By Abby S. Van Voorhees, MD,
January 02, 2014A chill is in the air.
The temperatures outdoors are low and the winds have a habit of howling; Philly just isn’t balmy this time of year. Shovels hang near the front door waiting to be used. I bet, though, that even those of you hanging out in the more temperate south share my feelings this month. It is not just the winter weather; there is a cold breeze coming out of Washington, too. We do our best this month to cover a few of the programs and changes that you’ll need to know about, like it or not.
The first piece that you will want to read about is on the Medicaid expansion. As a key component of Obamacare, this will greatly change the face of the insured in the United States. Each of our states will color the way it looks locally, but in many ways much will be the same for each of us in dermatology. Providing coverage for those who have lacked health insurance is a definite benefit, but problems with the system abound. Even before now access to specialty care has been spotty as a result of low reimbursement rates. Unfortunately as Jack Resneck says, “While the ACA will temporarily raise Medicaid payments to Medicare rates for primary care physicians, it does not increase payments for specialty care. The extremely low Medicaid payment rates in most states, combined with administrative burdens, continue to harm patient access to care.” So take a look at our piece — we’d love to hear how things in your state fare and learn of the novel solutions that some of you undertake to handle the new patient load. At my university we have always taken care of Medicaid patients despite the poor reimbursement; while the hassles are real, the patients are generally very appreciative. It certainly would help dermatology’s image if we’d all do our bit. Perhaps this could be your office’s New Year’s resolution?
The next article I want to highlight this month details the new HIPAA rules. Uncle Sam is not kidding with this one. Lack of knowledge is not going to get you out of it, and the penalties make me shiver. They range from $100-$50,000 per incident. Definitely gets my attention. And that is for one episode! At a big institution like mine, multiple episodes could make that total soar. Also be aware that it is no longer about just what is happening in your office. Now we are also responsible for our vendors and other business partners. My dad’s days of a simple handshake sealing a deal are long past. Find out what you need to do to be sure that your partners remain just that, rather than partners in crime.
Lastly, be sure to check out our Management in Practice column on office stealing. Not a pleasant topic to discuss, but one that we should not ignore either. I guess it seems so innocent to the perpetrator — just a few band-aids here and a few co-pays there; one can see how it could be quite tempting. While nothing can guarantee protection against this kind of loss, steps that can and should be taken are discussed. Your practice depends on it!
Good news, though — we also cover some more upbeat topics this month. Do check out our feature on propranolol. The care of kids with these hemangiomas has done a 180 — first monotherapy with propranolol was identified as being helpful, followed lately by an understanding of the benefits of its combination with lasers.
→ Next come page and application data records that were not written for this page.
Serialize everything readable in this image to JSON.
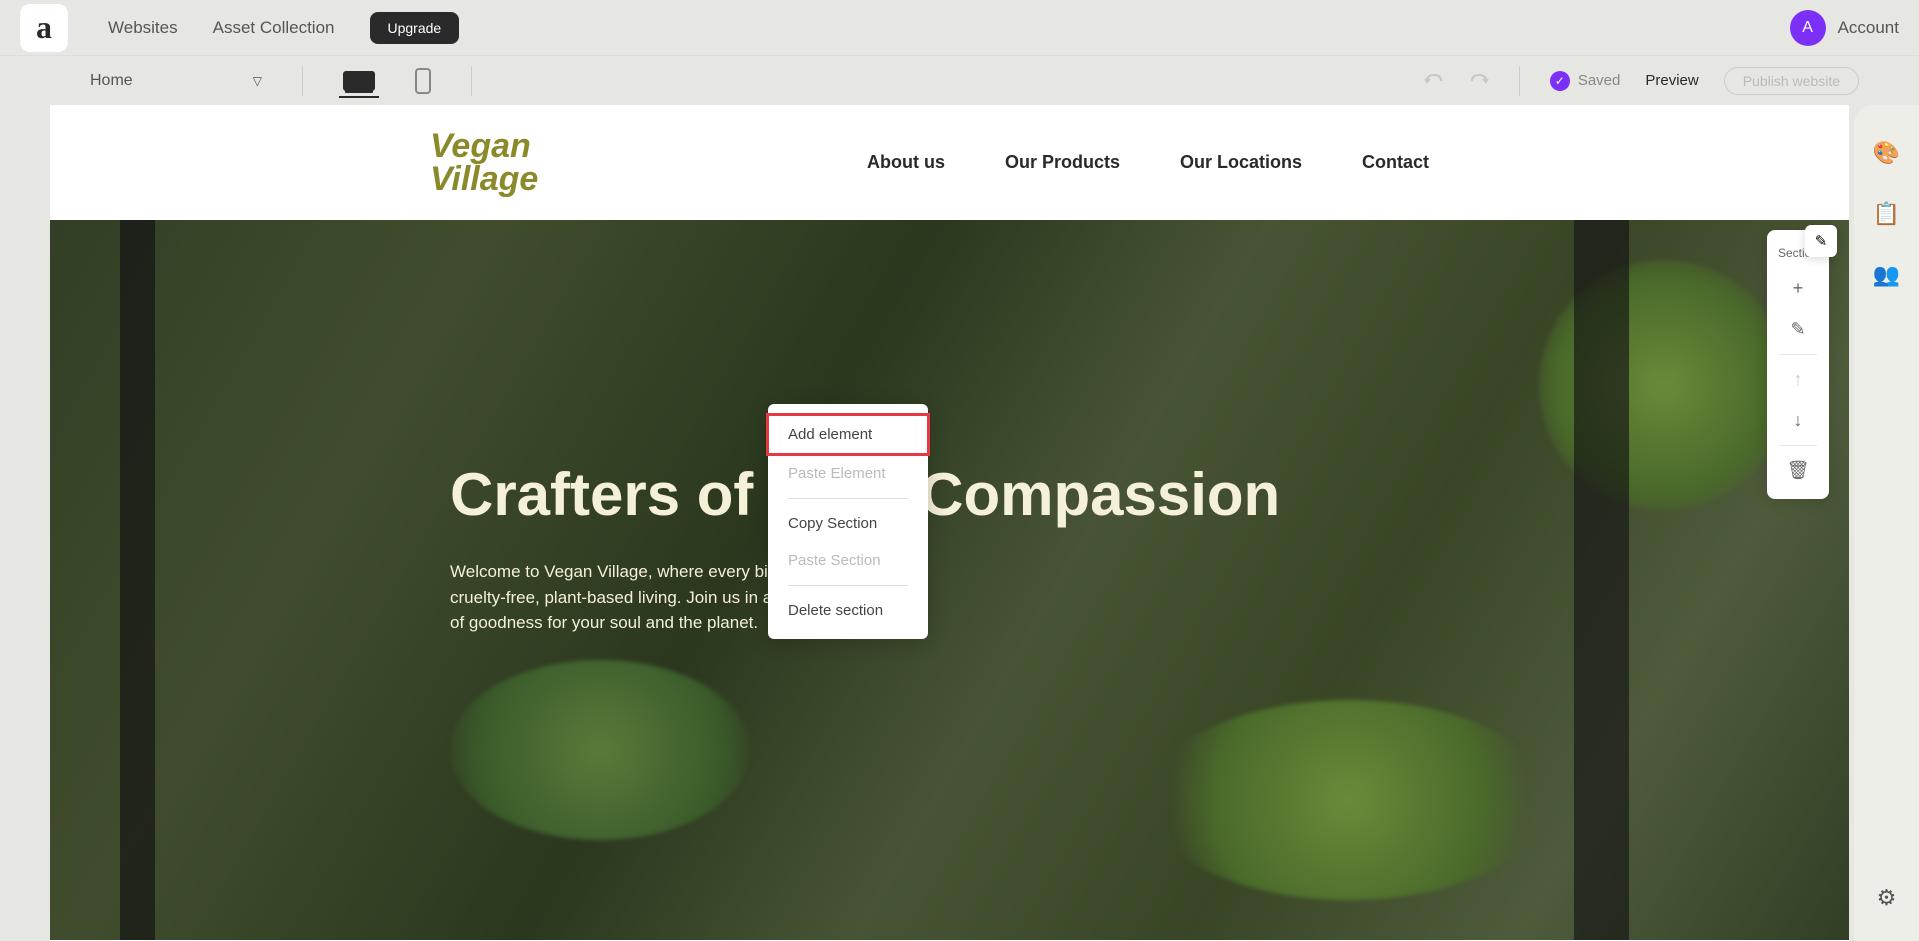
{
  "topbar": {
    "logo": "a",
    "nav": {
      "websites": "Websites",
      "assets": "Asset Collection"
    },
    "upgrade": "Upgrade",
    "account": {
      "initial": "A",
      "label": "Account"
    }
  },
  "editorbar": {
    "page": "Home",
    "saved": "Saved",
    "preview": "Preview",
    "publish": "Publish website"
  },
  "site": {
    "logo_line1": "Vegan",
    "logo_line2": "Village",
    "nav": {
      "about": "About us",
      "products": "Our Products",
      "locations": "Our Locations",
      "contact": "Contact"
    },
    "hero": {
      "title": "Crafters of Pure Compassion",
      "text_l1": "Welcome to Vegan Village, where every bite is a celebration of",
      "text_l2": "cruelty-free, plant-based living. Join us in a culinary journey full",
      "text_l3": "of goodness for your soul and the planet."
    }
  },
  "context_menu": {
    "add_element": "Add element",
    "paste_element": "Paste Element",
    "copy_section": "Copy Section",
    "paste_section": "Paste Section",
    "delete_section": "Delete section"
  },
  "section_panel": {
    "label": "Section"
  },
  "icons": {
    "chevron": "▽",
    "check": "✓",
    "plus": "+",
    "pencil": "✎",
    "arrow_up": "↑",
    "arrow_down": "↓",
    "trash": "🗑",
    "palette": "🎨",
    "clipboard": "📋",
    "people": "👥",
    "gear": "⚙"
  }
}
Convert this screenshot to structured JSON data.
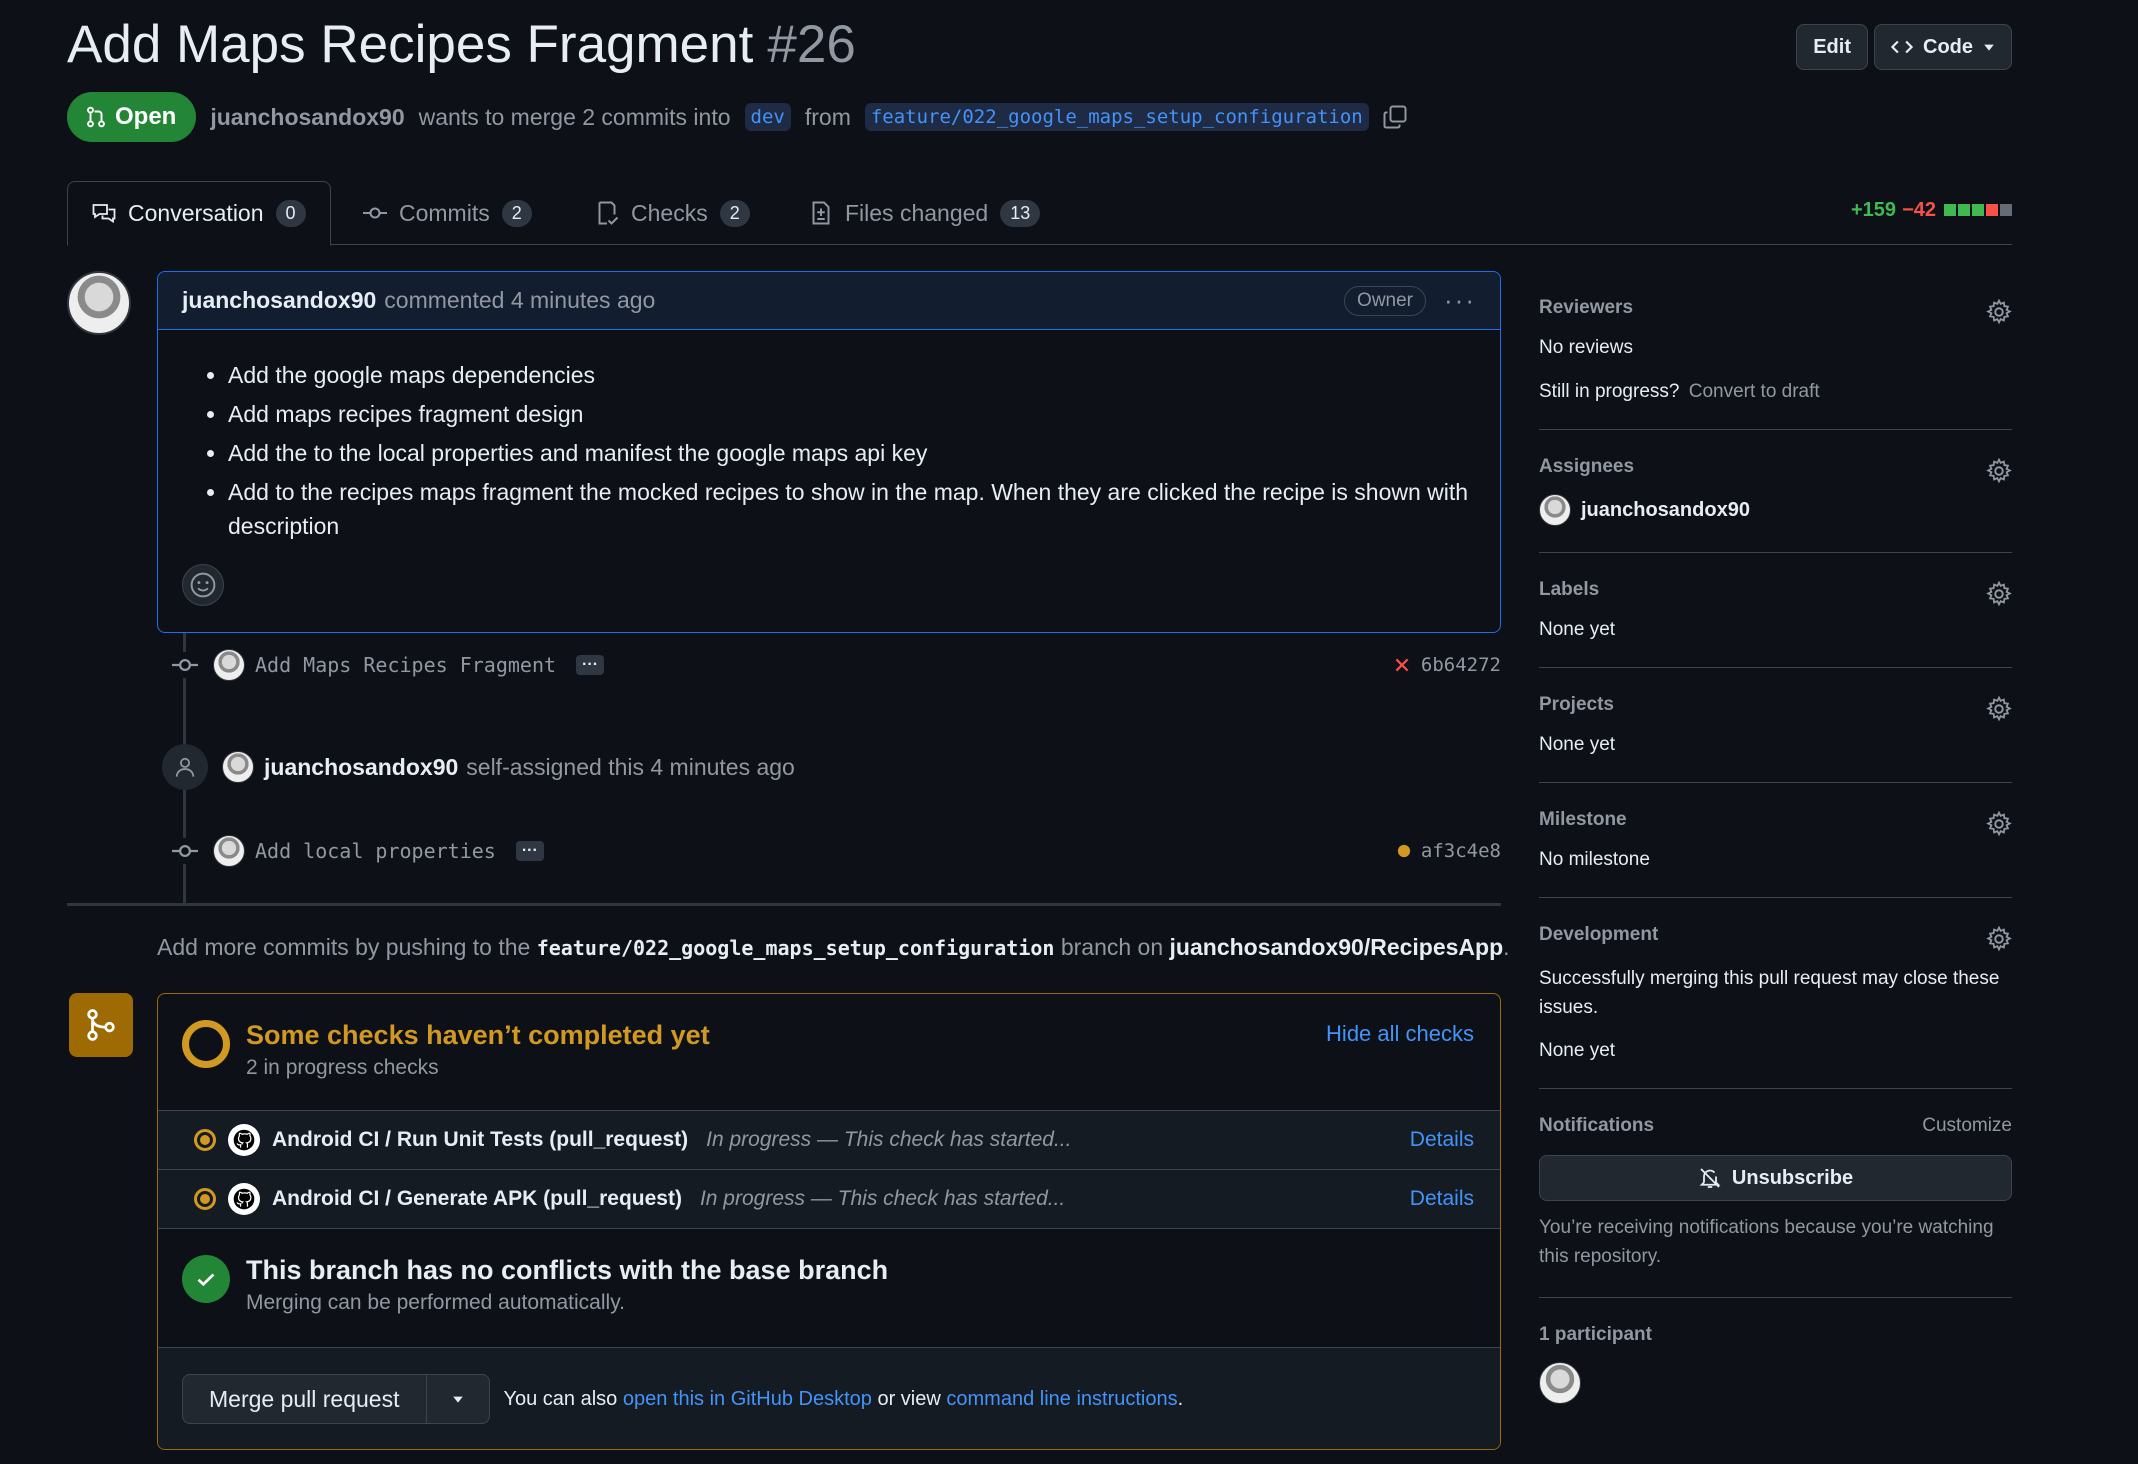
{
  "pr": {
    "title": "Add Maps Recipes Fragment",
    "number": "#26",
    "state": "Open",
    "author": "juanchosandox90",
    "merge_text": "wants to merge 2 commits into",
    "base_branch": "dev",
    "from_text": "from",
    "head_branch": "feature/022_google_maps_setup_configuration"
  },
  "header": {
    "edit_label": "Edit",
    "code_label": "Code"
  },
  "tabs": [
    {
      "label": "Conversation",
      "count": "0"
    },
    {
      "label": "Commits",
      "count": "2"
    },
    {
      "label": "Checks",
      "count": "2"
    },
    {
      "label": "Files changed",
      "count": "13"
    }
  ],
  "diffstat": {
    "additions": "+159",
    "deletions": "−42",
    "blocks": [
      "#3fb950",
      "#3fb950",
      "#3fb950",
      "#f85149",
      "#656c76"
    ]
  },
  "comment": {
    "author": "juanchosandox90",
    "meta": "commented 4 minutes ago",
    "badge": "Owner",
    "items": [
      "Add the google maps dependencies",
      "Add maps recipes fragment design",
      "Add the to the local properties and manifest the google maps api key",
      "Add to the recipes maps fragment the mocked recipes to show in the map. When they are clicked the recipe is shown with description"
    ]
  },
  "timeline": {
    "commit1": {
      "message": "Add Maps Recipes Fragment",
      "sha": "6b64272"
    },
    "event": {
      "actor": "juanchosandox90",
      "text": "self-assigned this 4 minutes ago"
    },
    "commit2": {
      "message": "Add local properties",
      "sha": "af3c4e8"
    }
  },
  "push_note": {
    "prefix": "Add more commits by pushing to the",
    "branch": "feature/022_google_maps_setup_configuration",
    "middle": "branch on",
    "repo": "juanchosandox90/RecipesApp",
    "suffix": "."
  },
  "checks": {
    "title": "Some checks haven’t completed yet",
    "subtitle": "2 in progress checks",
    "hide_label": "Hide all checks",
    "rows": [
      {
        "name": "Android CI / Run Unit Tests (pull_request)",
        "status": "In progress — This check has started...",
        "details": "Details"
      },
      {
        "name": "Android CI / Generate APK (pull_request)",
        "status": "In progress — This check has started...",
        "details": "Details"
      }
    ]
  },
  "conflicts": {
    "title": "This branch has no conflicts with the base branch",
    "subtitle": "Merging can be performed automatically."
  },
  "merge": {
    "button": "Merge pull request",
    "hint_prefix": "You can also",
    "desktop_link": "open this in GitHub Desktop",
    "hint_middle": "or view",
    "cli_link": "command line instructions",
    "hint_suffix": "."
  },
  "sidebar": {
    "reviewers": {
      "title": "Reviewers",
      "value": "No reviews",
      "progress_q": "Still in progress?",
      "draft_link": "Convert to draft"
    },
    "assignees": {
      "title": "Assignees",
      "value": "juanchosandox90"
    },
    "labels": {
      "title": "Labels",
      "value": "None yet"
    },
    "projects": {
      "title": "Projects",
      "value": "None yet"
    },
    "milestone": {
      "title": "Milestone",
      "value": "No milestone"
    },
    "development": {
      "title": "Development",
      "text": "Successfully merging this pull request may close these issues.",
      "value": "None yet"
    },
    "notifications": {
      "title": "Notifications",
      "customize": "Customize",
      "button": "Unsubscribe",
      "reason": "You’re receiving notifications because you’re watching this repository."
    },
    "participants": {
      "title": "1 participant"
    }
  }
}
What a difference in just a few short years! At last something to be upbeat about this January. Guess it is a good thing that it is time for my winter vacation plans to kick in. Hope you have some fun plans coming up too. We all may need that extra “pick me up” this year.
Enjoy your reading.